When they feel excited and hopeful, tell them that it's like a rainbow in their heart. They can let the colors of the rainbow shine through their smile and their voice. Encourage them to show everyone their happy light.
Explain to the children that when we're feeling excited and hopeful, it's like we're seeing our own personal rainbow. Remind them that no matter what happens in life, they always have their rainbow to fall back on. This can be a powerful tool for staying positive during tough times.
Helping children weather their emotions builds trust
With a better understanding of their emotions, they will be smarter in dealing with different life situations. Helping them figure it out will make them trust you and they might ask for more activities, making you their first choice for their next event.
You can also ask them these questions that will walk them through the process of understanding their emotions more:

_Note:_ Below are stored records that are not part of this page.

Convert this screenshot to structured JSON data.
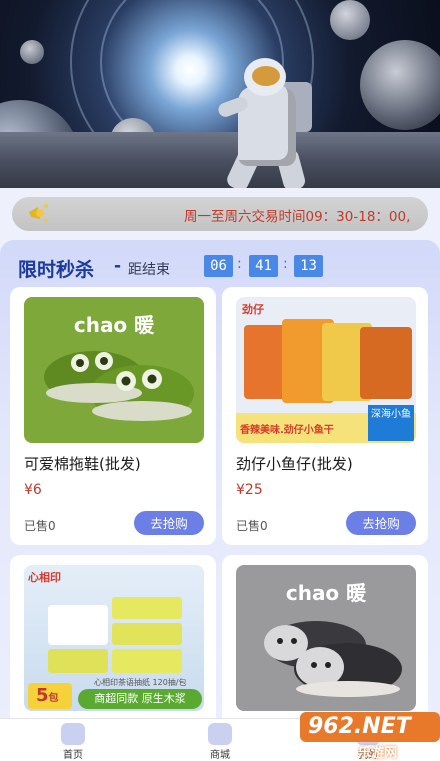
{
  "notice": {
    "text": "周一至周六交易时间09：30-18：00,"
  },
  "flash_sale": {
    "title": "限时秒杀",
    "dash": "-",
    "subtitle": "距结束",
    "countdown": {
      "hours": "06",
      "minutes": "41",
      "seconds": "13",
      "sep": ":"
    }
  },
  "products": [
    {
      "name": "可爱棉拖鞋(批发)",
      "price": "¥6",
      "sold": "已售0",
      "button": "去抢购",
      "image_text": "chao 暖"
    },
    {
      "name": "劲仔小鱼仔(批发)",
      "price": "¥25",
      "sold": "已售0",
      "button": "去抢购",
      "image_text": "劲仔",
      "image_slogan": "香辣美味.劲仔小鱼干",
      "image_side": "深海小鱼"
    },
    {
      "name": "",
      "image_brand": "心相印",
      "image_count": "5",
      "image_count_unit": "包",
      "image_slogan": "商超同款 原生木浆",
      "image_note": "心相印茶语抽纸 120抽/包"
    },
    {
      "name": "",
      "image_text": "chao 暖"
    }
  ],
  "nav": {
    "items": [
      {
        "label": "首页"
      },
      {
        "label": "商城"
      },
      {
        "label": "我的"
      }
    ]
  },
  "watermark": {
    "text": "962.NET",
    "sub": "乐游网"
  },
  "colors": {
    "accent": "#4a88e8",
    "price": "#c0392b",
    "button": "#6b7fe6",
    "title": "#1b3a9a"
  }
}
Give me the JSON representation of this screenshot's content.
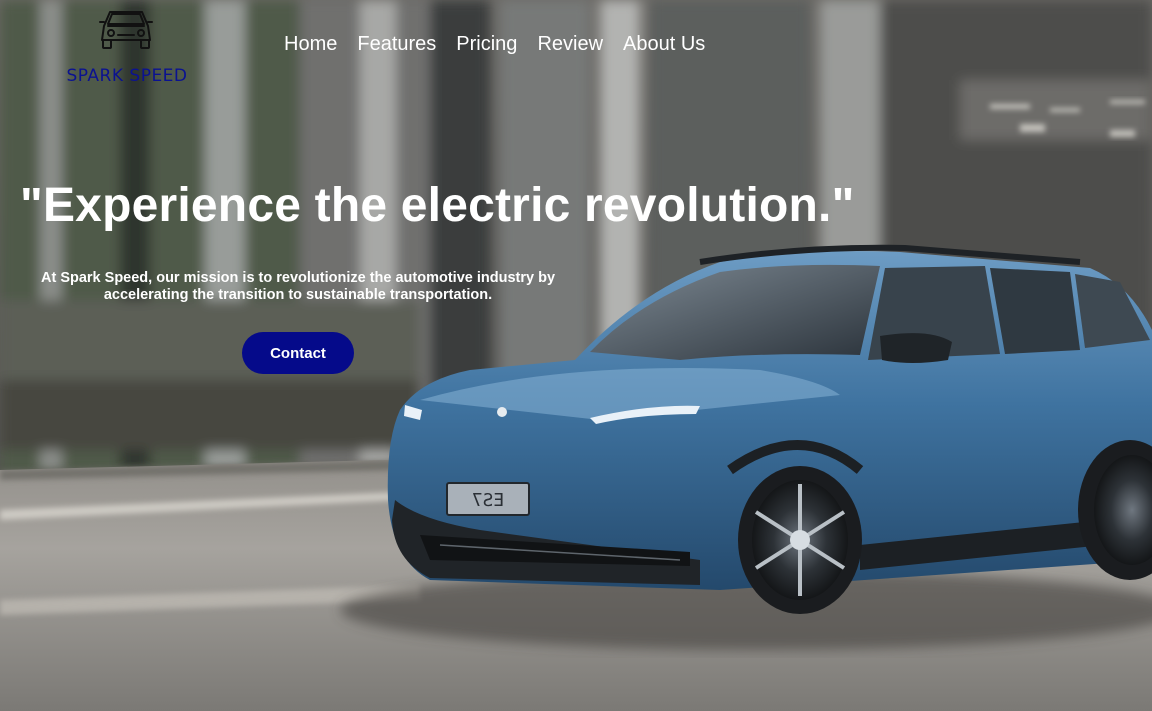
{
  "brand": {
    "name": "SPARK SPEED",
    "logo_icon": "car-front-icon"
  },
  "nav": {
    "items": [
      {
        "label": "Home"
      },
      {
        "label": "Features"
      },
      {
        "label": "Pricing"
      },
      {
        "label": "Review"
      },
      {
        "label": "About Us"
      }
    ]
  },
  "hero": {
    "headline": "\"Experience the electric revolution.\"",
    "mission": "At Spark Speed, our mission is to revolutionize the automotive industry by accelerating the transition to sustainable transportation.",
    "cta_label": "Contact",
    "license_plate": "ES7"
  },
  "colors": {
    "brand_text": "#0b1290",
    "cta_background": "#050a8a",
    "car_body": "#3d6f99",
    "nav_text": "#ffffff"
  }
}
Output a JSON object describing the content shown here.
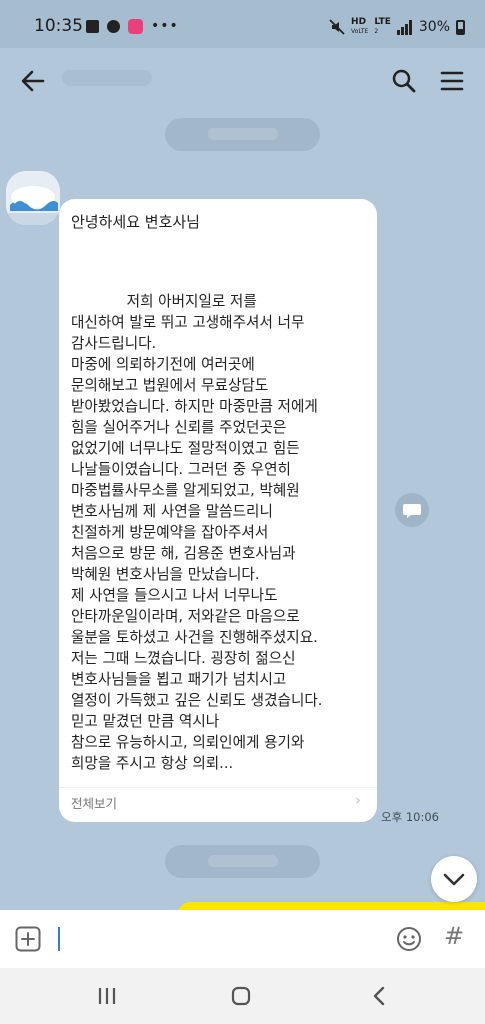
{
  "status_bar": {
    "time": "10:35",
    "network_top": "HD",
    "network_bottom": "VoLTE",
    "lte_top": "LTE",
    "lte_bottom": "2",
    "battery": "30%"
  },
  "chat": {
    "greeting": "안녕하세요 변호사님",
    "body": "            저희 아버지일로 저를\n대신하여 발로 뛰고 고생해주셔서 너무\n감사드립니다.\n마중에 의뢰하기전에 여러곳에\n문의해보고 법원에서 무료상담도\n받아봤었습니다. 하지만 마중만큼 저에게\n힘을 실어주거나 신뢰를 주었던곳은\n없었기에 너무나도 절망적이였고 힘든\n나날들이였습니다. 그러던 중 우연히\n마중법률사무소를 알게되었고, 박혜원\n변호사님께 제 사연을 말씀드리니\n친절하게 방문예약을 잡아주셔서\n처음으로 방문 해, 김용준 변호사님과\n박혜원 변호사님을 만났습니다.\n제 사연을 들으시고 나서 너무나도\n안타까운일이라며, 저와같은 마음으로\n울분을 토하셨고 사건을 진행해주셨지요.\n저는 그때 느꼈습니다. 굉장히 젊으신\n변호사님들을 뵙고 패기가 넘치시고\n열정이 가득했고 깊은 신뢰도 생겼습니다.\n믿고 맡겼던 만큼 역시나\n참으로 유능하시고, 의뢰인에게 용기와\n희망을 주시고 항상 의뢰...",
    "view_all": "전체보기",
    "time": "오후 10:06"
  },
  "colors": {
    "background": "#b2c7da",
    "bubble": "#ffffff",
    "my_bubble": "#fee500",
    "accent": "#3a7bd5"
  }
}
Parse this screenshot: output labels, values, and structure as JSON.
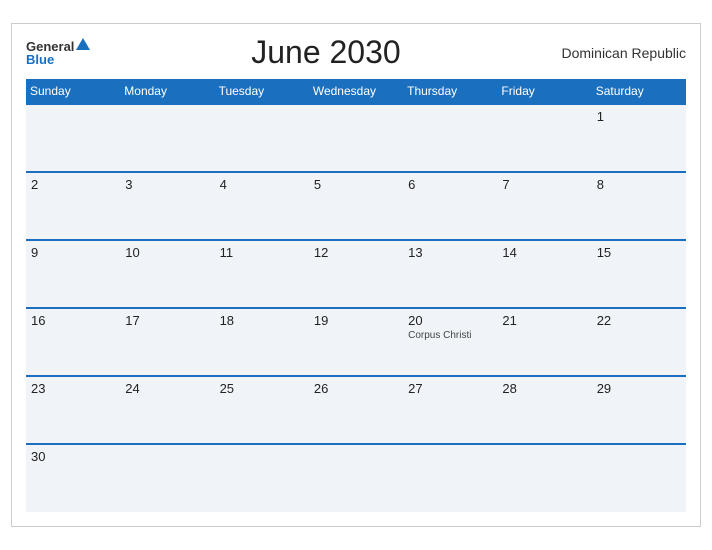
{
  "header": {
    "logo_general": "General",
    "logo_blue": "Blue",
    "title": "June 2030",
    "country": "Dominican Republic"
  },
  "weekdays": [
    "Sunday",
    "Monday",
    "Tuesday",
    "Wednesday",
    "Thursday",
    "Friday",
    "Saturday"
  ],
  "weeks": [
    [
      {
        "date": "",
        "event": ""
      },
      {
        "date": "",
        "event": ""
      },
      {
        "date": "",
        "event": ""
      },
      {
        "date": "",
        "event": ""
      },
      {
        "date": "",
        "event": ""
      },
      {
        "date": "",
        "event": ""
      },
      {
        "date": "1",
        "event": ""
      }
    ],
    [
      {
        "date": "2",
        "event": ""
      },
      {
        "date": "3",
        "event": ""
      },
      {
        "date": "4",
        "event": ""
      },
      {
        "date": "5",
        "event": ""
      },
      {
        "date": "6",
        "event": ""
      },
      {
        "date": "7",
        "event": ""
      },
      {
        "date": "8",
        "event": ""
      }
    ],
    [
      {
        "date": "9",
        "event": ""
      },
      {
        "date": "10",
        "event": ""
      },
      {
        "date": "11",
        "event": ""
      },
      {
        "date": "12",
        "event": ""
      },
      {
        "date": "13",
        "event": ""
      },
      {
        "date": "14",
        "event": ""
      },
      {
        "date": "15",
        "event": ""
      }
    ],
    [
      {
        "date": "16",
        "event": ""
      },
      {
        "date": "17",
        "event": ""
      },
      {
        "date": "18",
        "event": ""
      },
      {
        "date": "19",
        "event": ""
      },
      {
        "date": "20",
        "event": "Corpus Christi"
      },
      {
        "date": "21",
        "event": ""
      },
      {
        "date": "22",
        "event": ""
      }
    ],
    [
      {
        "date": "23",
        "event": ""
      },
      {
        "date": "24",
        "event": ""
      },
      {
        "date": "25",
        "event": ""
      },
      {
        "date": "26",
        "event": ""
      },
      {
        "date": "27",
        "event": ""
      },
      {
        "date": "28",
        "event": ""
      },
      {
        "date": "29",
        "event": ""
      }
    ],
    [
      {
        "date": "30",
        "event": ""
      },
      {
        "date": "",
        "event": ""
      },
      {
        "date": "",
        "event": ""
      },
      {
        "date": "",
        "event": ""
      },
      {
        "date": "",
        "event": ""
      },
      {
        "date": "",
        "event": ""
      },
      {
        "date": "",
        "event": ""
      }
    ]
  ]
}
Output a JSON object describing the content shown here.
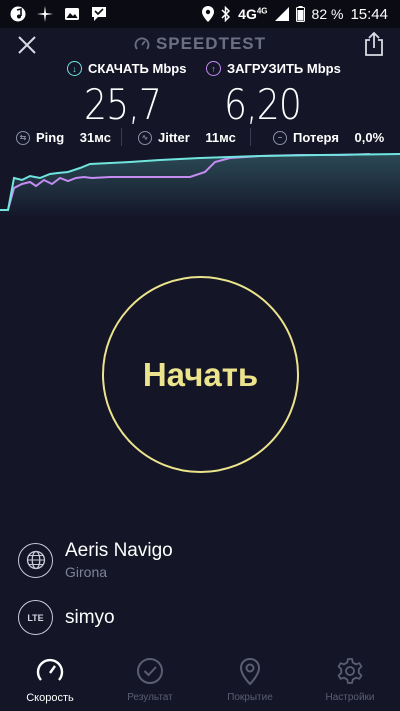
{
  "status_bar": {
    "network": "4G",
    "network_sup": "4G",
    "battery": "82 %",
    "time": "15:44",
    "left_icons": [
      "music-app-icon",
      "sparkle-app-icon",
      "gallery-app-icon",
      "messenger-app-icon"
    ],
    "right_icons": [
      "location-icon",
      "bluetooth-icon",
      "signal-icon",
      "battery-icon"
    ]
  },
  "header": {
    "title": "SPEEDTEST"
  },
  "download": {
    "label": "СКАЧАТЬ Mbps",
    "value": "25,7",
    "color": "#6fe5dd"
  },
  "upload": {
    "label": "ЗАГРУЗИТЬ Mbps",
    "value": "6,20",
    "color": "#c58cf2"
  },
  "stats": {
    "ping_label": "Ping",
    "ping_value": "31мс",
    "jitter_label": "Jitter",
    "jitter_value": "11мс",
    "loss_label": "Потеря",
    "loss_value": "0,0%"
  },
  "start_button": {
    "label": "Начать",
    "color": "#ece48c"
  },
  "provider": {
    "name": "Aeris Navigo",
    "location": "Girona"
  },
  "operator": {
    "badge": "LTE",
    "name": "simyo"
  },
  "nav": [
    {
      "label": "Скорость",
      "icon": "speedometer-icon",
      "active": true
    },
    {
      "label": "Результат",
      "icon": "check-circle-icon",
      "active": false
    },
    {
      "label": "Покрытие",
      "icon": "map-pin-icon",
      "active": false
    },
    {
      "label": "Настройки",
      "icon": "gear-icon",
      "active": false
    }
  ]
}
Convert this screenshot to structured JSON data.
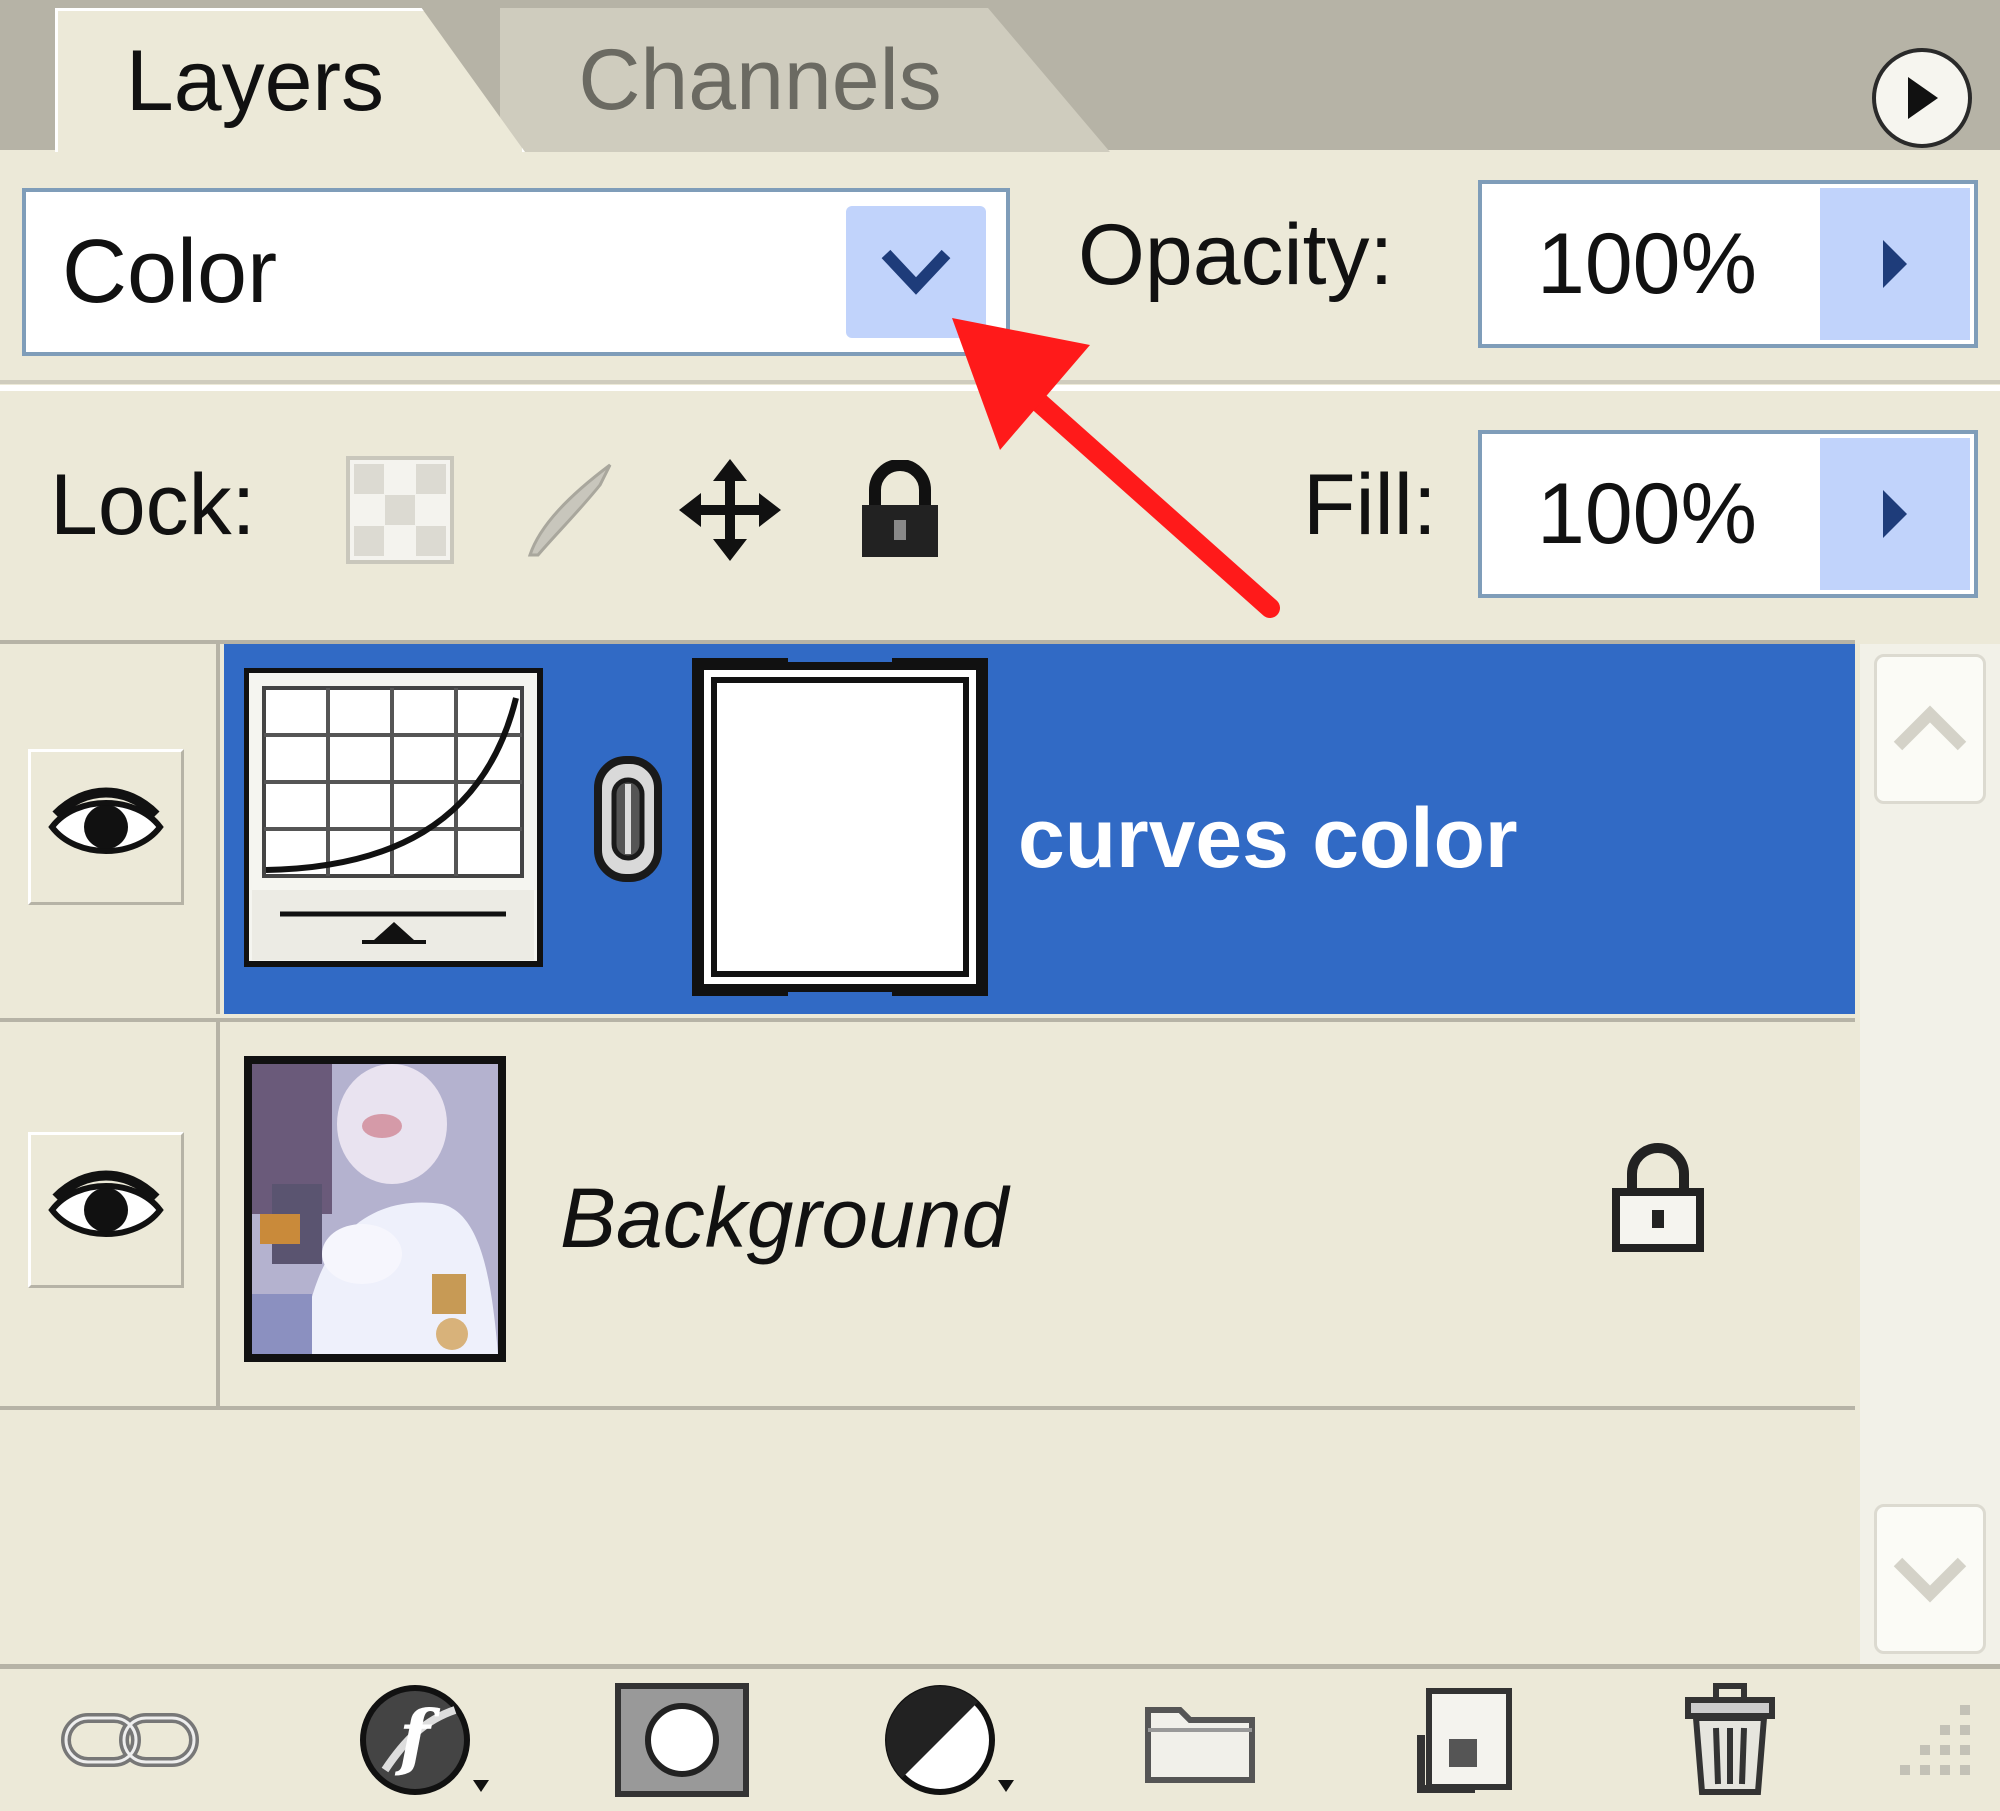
{
  "tabs": [
    {
      "label": "Layers",
      "active": true
    },
    {
      "label": "Channels",
      "active": false
    }
  ],
  "blend_mode": {
    "value": "Color"
  },
  "opacity": {
    "label": "Opacity:",
    "value": "100%"
  },
  "fill": {
    "label": "Fill:",
    "value": "100%"
  },
  "lock": {
    "label": "Lock:"
  },
  "layers": [
    {
      "name": "curves color",
      "selected": true,
      "visible": true,
      "type": "curves-adjustment"
    },
    {
      "name": "Background",
      "selected": false,
      "visible": true,
      "locked": true
    }
  ],
  "colors": {
    "panel_bg": "#ece9d8",
    "selection": "#316ac5",
    "field_border": "#7f9db9",
    "dropdown_button": "#c1d3fb",
    "annotation_arrow": "#ff1a1a"
  },
  "icons": {
    "lock_options": [
      "lock-transparency-icon",
      "lock-image-icon",
      "lock-position-icon",
      "lock-all-icon"
    ],
    "bottom_toolbar": [
      "link-layers-icon",
      "layer-style-icon",
      "layer-mask-icon",
      "adjustment-layer-icon",
      "new-group-icon",
      "new-layer-icon",
      "delete-layer-icon"
    ]
  }
}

- Has this ever happened to you before?
- Do you know why you act this way?
- Think of the last time you felt this way.
- Where were you?
- What are you doing?
- What did you do physically/how did you act?
If you want to influence the children in a positive way and impart a kind of learning that will be useful to them in the long run, help children make good decisions that they can apply in their everyday lives. Be the kind of entertainer that the kids can trust.
Expressing emotions is a key part of this process, and we can help you do it better through KEA Club.
Our resources are tailored to help you connect with kids in a way that makes them feel heard and understood.
We’re here to support you as you work to improve the lives of children everywhere, one performance at a time. Click the button below and subscribe to KEA Club today!